I’ve had another interesting experience of a different kind whilst cycling to our accommodation at night on our second visit but our first overnight stay on the island. My husband was only able to join us on the island the next morning so the kids and I went across on the ferry late afternoon and by the time we’d checked in and were ready to head out to our unit some 2km away, it was dusk and getting dark rapidly. I realised very quickly that my sense of direction on the island which relied upon the cycling around we did on our first trip some 3 ½ years prior, was established in broad daylight and limited to certain parts of the island, and that it all looked very different in the dark. After setting off in the right direction but taking a wrong turn we ended up in what felt like a maze of little streets and cottages where one looked just the same as the other in the darkness. The map wasn’t much use because I couldn’t discern one street from another, it was pre-smartphones (and therefor Google Maps and a little blue GPS dot), I asked people for directions twice, ended up phoning my husband in exasperation because he’s so good at directions (but frustratingly wasn’t much help over from the mainland this time) at which point the kids started getting worried. Eventually I gave up on the maze and we made our way back to the main “Settlement” area where I knew my way around and we tackled the (even darker) road that runs between the lakes out through the middle of the island. This didn’t inspire much confidence in the kids either as it was pitch dark by this time, there was no moon, no street lights, and we didn’t have a torch and neither was I really exuding an air of bravado (falsely or otherwise). We stopped every couple of hundred metres and I used the light from my phone’s screen to check that we were still on the road and not about to cycle straight into one of the lakes and we finally made it to our unit, only to be teased about it by my husband to this day.

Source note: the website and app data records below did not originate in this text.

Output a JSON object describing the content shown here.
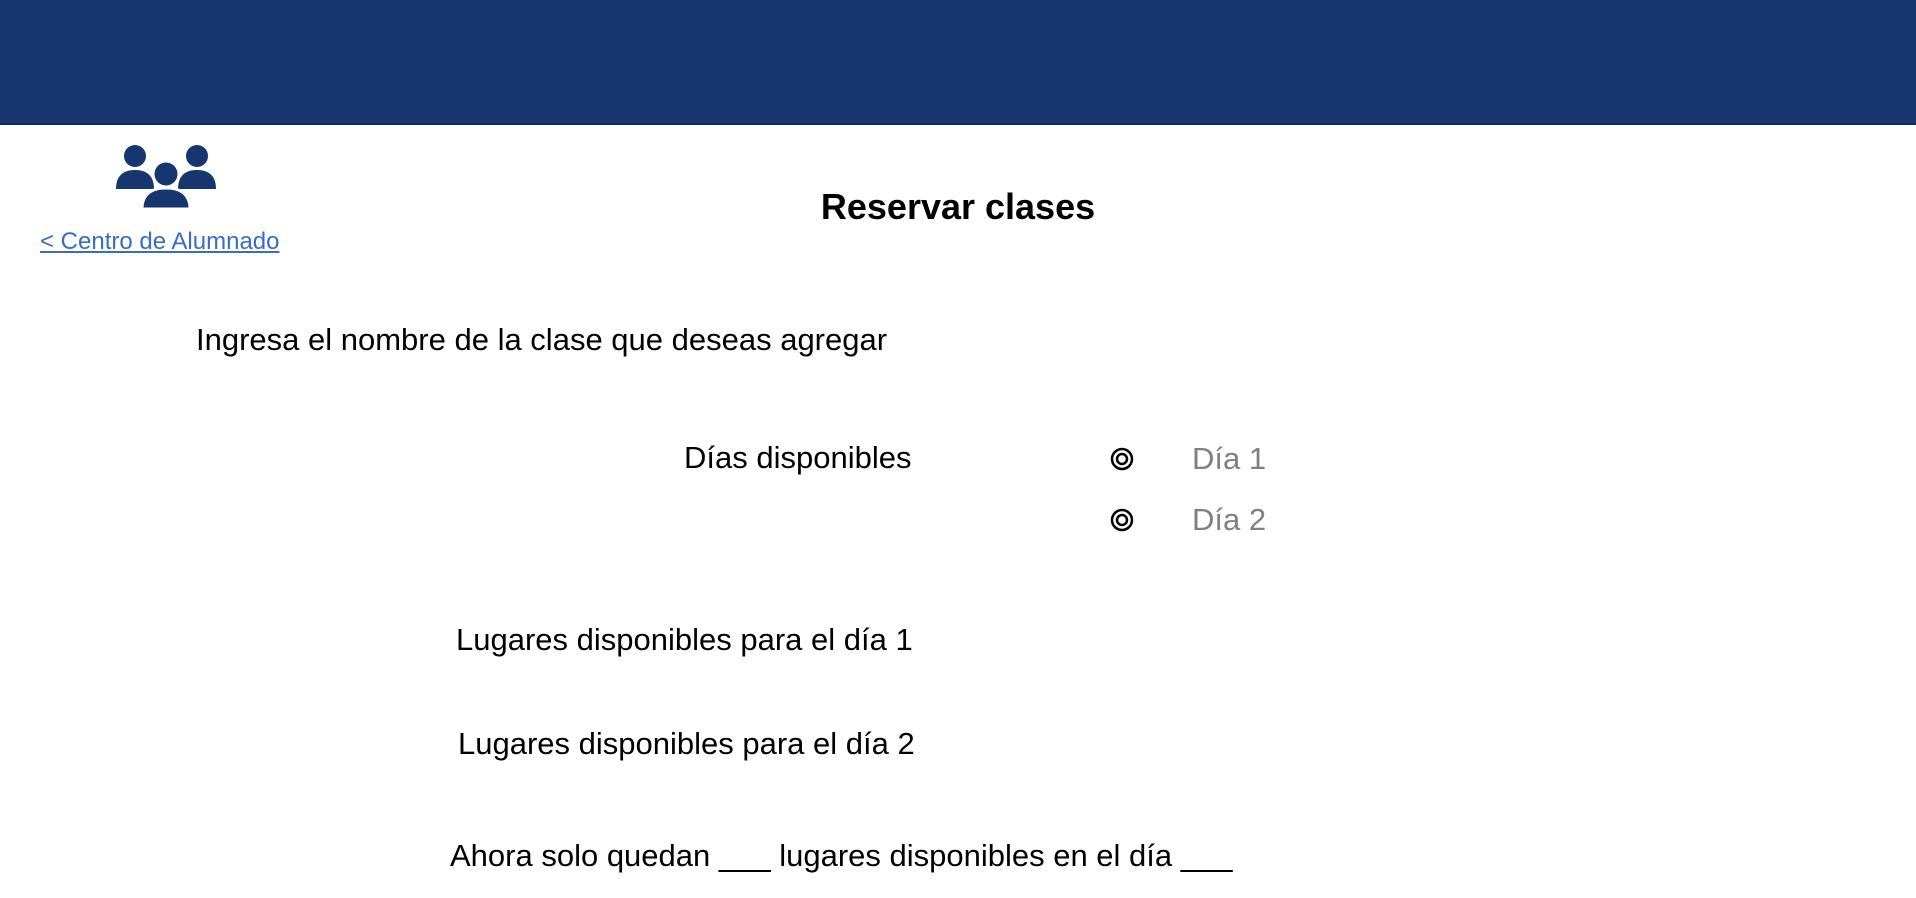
{
  "header": {
    "back_link": "< Centro de Alumnado",
    "logo_icon": "people-group-icon",
    "banner_color": "#17366f"
  },
  "main": {
    "title": "Reservar clases",
    "class_prompt": "Ingresa el nombre de la clase que deseas agregar",
    "days_label": "Días disponibles",
    "day_options": [
      {
        "label": "Día 1",
        "selected": false
      },
      {
        "label": "Día 2",
        "selected": false
      }
    ],
    "seats_day1_label": "Lugares disponibles para el día 1",
    "seats_day2_label": "Lugares disponibles para el día 2",
    "summary": "Ahora solo quedan ___ lugares disponibles en el día ___"
  }
}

Last weekend we packed our bags and set off for our annual trip to the island again and I was persuaded (mostly by Child No 3) to leave on the first ferry of the day at 7:30am which meant having to get up at bright and early 5am to be there on time. Our family does seem to have the knack for getting up early when we have to travel, sometimes getting up at 3am, so it’s probably just as well my husband (as the main early bird in the house) is not in charge of the ferry timetable because then we’d probably have been on a 5am ferry. That said, arriving on the island at 8:15am gave us the entire day to explore and enjoy and we cycled along the southern side of the island stopping at most of the breathtaking little bays so the girls could swim and snorkel and I found plenty of photo opportunities along the way – it truly is a very photogenic place – and we had the best time.

Parker Point

Parker Point

Jeannie's Lookout

Jeannie’s Lookout

Bathurst Point Lighthouse

Bathurst Point Lighthouse

Then on Sunday morning it was time for the (21st) Rottnest Marathon and Fun Runs. A unique race in a very unique setting with the marathon start heralded by the wail of bagpipes at 6am and the bagpipes, having become a traditional part of the marathon, being played throughout the race at Armstrong Hill. The atmosphere on the day is always lively and cheerful with lots of runners and their families and friends having descended on the island for the weekend and even more people going over to spend the day on the island and run a fun run while they’re there. Never an easy race contending with hills, quokkas, snakes and almost always the wind, but the spirit is always that of camaraderie and appreciating the privilege of having all of this on our doorstep.

Early morning before the start of the marathon

Early morning before the start of the marathon

Bagpiper at the start of the marathon

Bagpiper at the start of the marathon

Heading back home after an amazing weekend in such a magical place is always a touch melancholy and makes me dream of a simple life but reality beckons and so we’ll recount great memories and look forward to our next visit to this little paradise island with its quokkas, beautiful scenery, great vibe, individual character and very unique charm.